Needless to say French educational posters have a strong following and we see quite a few at markets. They ranging from the clean almost austere lines of 1950s Rossignol posters with their elegant sans serif fonts:
to these late 1960s posters published by Fernand Nathan where the focus seems to be on the complexities of social order and activity:
o funky charm of the 1970s.
We've always been taken by science posters and especially these:
They are designed for legibility, drawn on black coated paper or fabric. Lettering is by hand, and the mixture of the figurative and the explanatory is beautiful to me. There is a clear aesthetic and sense of design behind each poster and as an ex-scientist it's especially pleasing.
The lettering at the bottom of course tells us most of what we need to know. The illustration is by Paul Sougy, a curator of natural history at the science museum of the French city of Orléans who in the 1940s was commissioned to create them. The designs are distinctive and strange depictions of our world.

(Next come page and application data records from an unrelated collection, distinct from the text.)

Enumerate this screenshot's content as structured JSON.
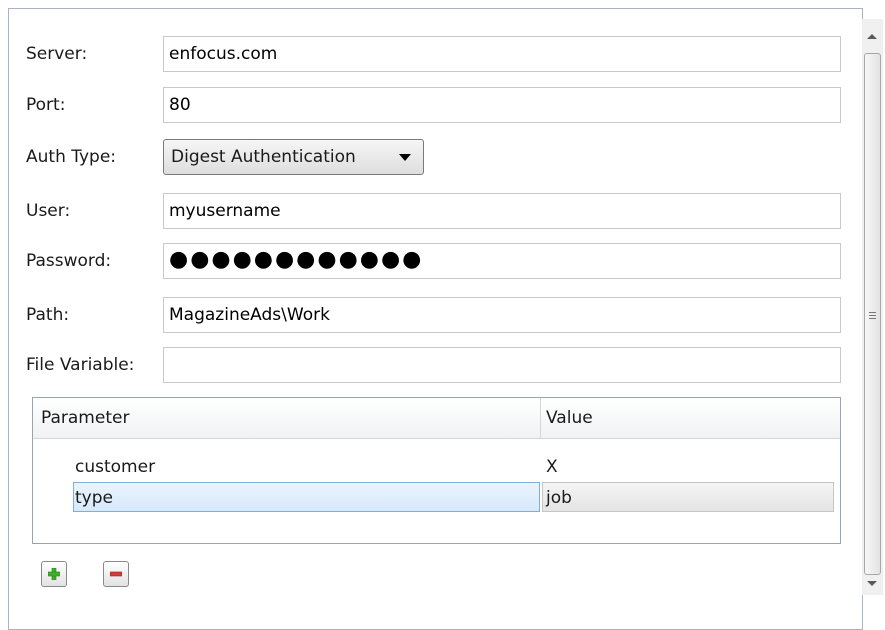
{
  "form": {
    "server": {
      "label": "Server:",
      "value": "enfocus.com"
    },
    "port": {
      "label": "Port:",
      "value": "80"
    },
    "auth_type": {
      "label": "Auth Type:",
      "value": "Digest Authentication"
    },
    "user": {
      "label": "User:",
      "value": "myusername"
    },
    "password": {
      "label": "Password:",
      "value": "●●●●●●●●●●●●"
    },
    "path": {
      "label": "Path:",
      "value": "MagazineAds\\Work"
    },
    "file_variable": {
      "label": "File Variable:",
      "value": ""
    }
  },
  "params_table": {
    "columns": [
      "Parameter",
      "Value"
    ],
    "rows": [
      {
        "parameter": "customer",
        "value": "X"
      },
      {
        "parameter": "type",
        "value": "job",
        "selected": true
      }
    ]
  },
  "buttons": {
    "add_icon": "plus-icon",
    "remove_icon": "minus-icon"
  },
  "colors": {
    "selection": "#d6e9fb",
    "add_green": "#3fae2a",
    "remove_red": "#d43a3a"
  }
}
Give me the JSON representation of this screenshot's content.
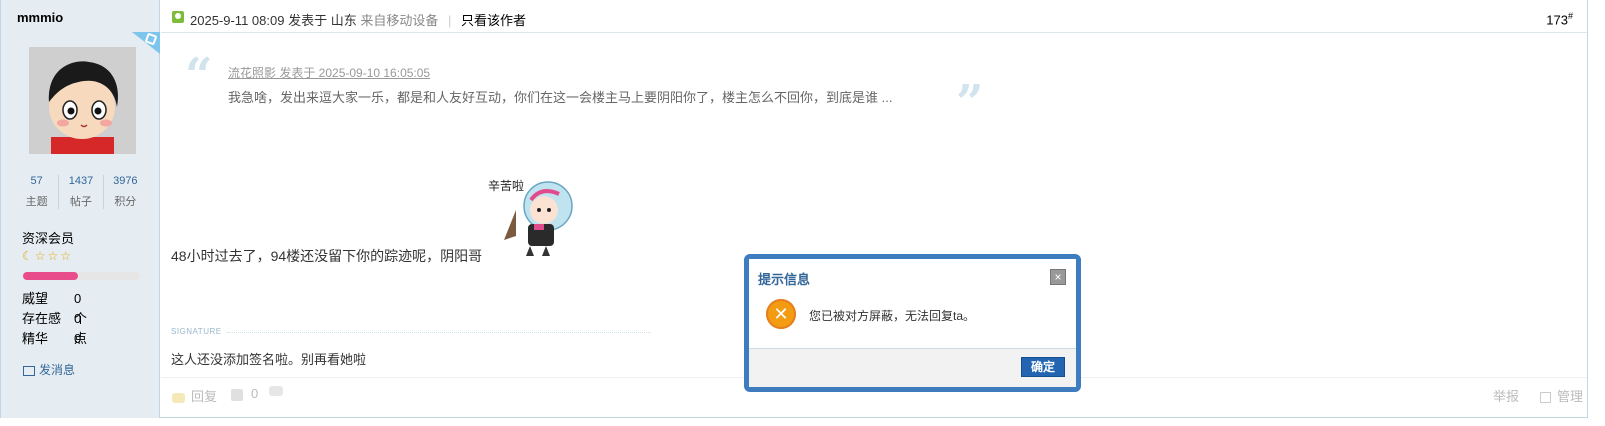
{
  "author": {
    "name": "mmmio",
    "stats": [
      {
        "value": "57",
        "label": "主题"
      },
      {
        "value": "1437",
        "label": "帖子"
      },
      {
        "value": "3976",
        "label": "积分"
      }
    ],
    "group": "资深会员",
    "level_progress": 0.47,
    "fields": [
      {
        "label": "威望",
        "value": "0 个"
      },
      {
        "label": "存在感",
        "value": "0 点"
      },
      {
        "label": "精华",
        "value": "0"
      }
    ],
    "send_message": "发消息"
  },
  "post": {
    "timestamp": "2025-9-11 08:09",
    "posted_in": "发表于 山东",
    "device": "来自移动设备",
    "only_author": "只看该作者",
    "floor": "173",
    "floor_suffix": "#",
    "quote_header": "流花照影 发表于 2025-09-10 16:05:05",
    "quote_text": "我急啥，发出来逗大家一乐，都是和人友好互动，你们在这一会楼主马上要阴阳你了，楼主怎么不回你，到底是谁 ...",
    "content": "48小时过去了，94楼还没留下你的踪迹呢，阴阳哥",
    "sticker_text": "辛苦啦",
    "signature_label": "SIGNATURE",
    "signature": "这人还没添加签名啦。别再看她啦"
  },
  "footer": {
    "reply": "回复",
    "likes": "0",
    "report": "举报",
    "manage": "管理"
  },
  "dialog": {
    "title": "提示信息",
    "message": "您已被对方屏蔽，无法回复ta。",
    "ok": "确定",
    "close": "×"
  },
  "colors": {
    "sidebar_bg": "#e5edf2",
    "link": "#336699",
    "dialog_border": "#3c7cbf",
    "ok_button": "#2365b0",
    "warn_icon": "#f39c12"
  }
}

They are also remarkably efficient pieces of art- note just how much information is crammed into every single one. Sougy's visuals were all over textbooks, classroom walls in the late 1940s and 1950s. Most of his collection is at Artois University and there is a tiny street named after him in Orleans.
The publisher was Auzoux, who for a long time were the worlds pre-emeininent science educational organisations. The company as named after Dr. Louis Thomas Jérôme Auzoux (1797-1880) who in the 1820s established a workshop in Normandy making detailed and accurate medical models. The process he invented consisted of a mix of paper pulp, glue and cork powder, pressed in paper-lined molds, like papier-maché.
As education of the new sciences of zoology and anatomy grew, his models became more popular in universities. The models became larger and more articulated, with working joints and connections. By the 1860s over eighty people were employed making models to be shipped across France and worldwide.
They became essential in teaching aids as he also worked on larger animals, including famously, a horse. The museum of Natural History in Paris notably has a papier-mâché gorilla.
The company branched out into drawings and other means of communication, but the development of plastics led to the Auzoux company's eventual demise by 2000.
Of course students of anatomy and children will have books and even on the internet there is a sense of graphic design and visual flair in the best educational work. But I can't but feel but these clear and beautiful designs would have informed the visual education of children in France growing up in the late 40s and 50s- the same generation which would be involved in international modernism and the psychedelia of the late 60s and 70s.